Now, I am sure you are probably asking yourself, “If you are so passionate, what are you doing about it”? Glad you asked.
In mid 2012, our current committee decided that to move out of the traditional photography club mould, we needed to start making some changes to our programme. The Blackwood Photography Club took what could be considered a bold move and reduced their competition nights by a 1/3 and replaced them with what we are calling “Peer Review” nights. This gives the membership an opportunity to discuss and analyse their photographs amongst their peers. While it is quite early days for us and a return to this concept (and we do have to iron out a few bugs here and there), we have been quite encouraged by the responses thus far. Will it be an out and out success? Who knows, but we are willing to give it a try.
We are also trying to listen to our members more and attempt to provide a programme that is better balanced.
I also think that many new initiatives that the SAPF have promoted and introduced over the last 12 to 18 months are very much a leap in the right direction. It is up to us, the established membership, to both promote and participate in these many new events. It is important that we don’t lose sight that photography clubs should be about enjoying our hobby in many and varied ways, just not about merits and 10’s.
Would we ever drop competitions fully? No. I do understand that many get great enjoyment out of them and they too are a very valuable tool to gain knowledge and recognition. Regardless of what was implied above, there are more good judges involved then not and there are a substantial number of people who make competitions work week in and week out.
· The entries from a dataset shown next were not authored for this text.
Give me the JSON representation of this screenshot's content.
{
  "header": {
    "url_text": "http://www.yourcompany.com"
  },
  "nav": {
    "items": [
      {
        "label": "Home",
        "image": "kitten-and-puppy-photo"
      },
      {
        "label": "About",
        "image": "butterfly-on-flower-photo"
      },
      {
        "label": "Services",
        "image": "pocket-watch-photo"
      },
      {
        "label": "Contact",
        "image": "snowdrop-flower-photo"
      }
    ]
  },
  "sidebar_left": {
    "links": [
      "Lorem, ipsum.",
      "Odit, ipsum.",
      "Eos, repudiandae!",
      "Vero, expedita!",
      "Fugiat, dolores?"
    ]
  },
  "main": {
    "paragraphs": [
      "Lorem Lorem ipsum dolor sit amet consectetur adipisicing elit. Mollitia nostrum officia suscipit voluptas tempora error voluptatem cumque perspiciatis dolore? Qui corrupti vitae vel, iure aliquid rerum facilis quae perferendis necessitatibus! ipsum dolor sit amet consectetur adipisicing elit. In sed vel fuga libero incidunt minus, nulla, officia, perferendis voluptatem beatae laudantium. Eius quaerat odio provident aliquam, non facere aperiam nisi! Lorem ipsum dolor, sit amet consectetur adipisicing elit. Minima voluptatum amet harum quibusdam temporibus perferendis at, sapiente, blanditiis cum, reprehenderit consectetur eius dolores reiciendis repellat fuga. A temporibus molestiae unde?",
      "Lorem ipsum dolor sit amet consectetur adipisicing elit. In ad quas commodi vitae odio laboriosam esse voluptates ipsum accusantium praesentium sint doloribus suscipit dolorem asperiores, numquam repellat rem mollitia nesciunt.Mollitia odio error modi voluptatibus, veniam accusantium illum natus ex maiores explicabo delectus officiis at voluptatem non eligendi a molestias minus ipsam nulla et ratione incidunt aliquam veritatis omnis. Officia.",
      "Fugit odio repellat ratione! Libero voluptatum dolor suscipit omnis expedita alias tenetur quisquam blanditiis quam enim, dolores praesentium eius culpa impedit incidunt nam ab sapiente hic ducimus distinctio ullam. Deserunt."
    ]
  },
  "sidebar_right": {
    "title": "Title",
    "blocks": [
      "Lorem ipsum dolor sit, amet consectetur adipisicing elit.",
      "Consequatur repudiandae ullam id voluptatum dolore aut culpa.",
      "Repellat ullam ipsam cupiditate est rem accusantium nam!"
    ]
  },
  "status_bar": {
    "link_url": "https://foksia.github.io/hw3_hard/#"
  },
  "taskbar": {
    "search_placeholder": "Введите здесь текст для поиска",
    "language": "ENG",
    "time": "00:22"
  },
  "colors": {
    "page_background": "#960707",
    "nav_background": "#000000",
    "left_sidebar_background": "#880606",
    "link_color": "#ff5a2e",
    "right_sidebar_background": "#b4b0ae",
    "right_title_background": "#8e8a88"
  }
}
There is a lot of great untapped potential out there. Photography clubs CAN and SHOULD be able to offer an additional outlet for those of the internet age.
Ashley Hoff email@example.com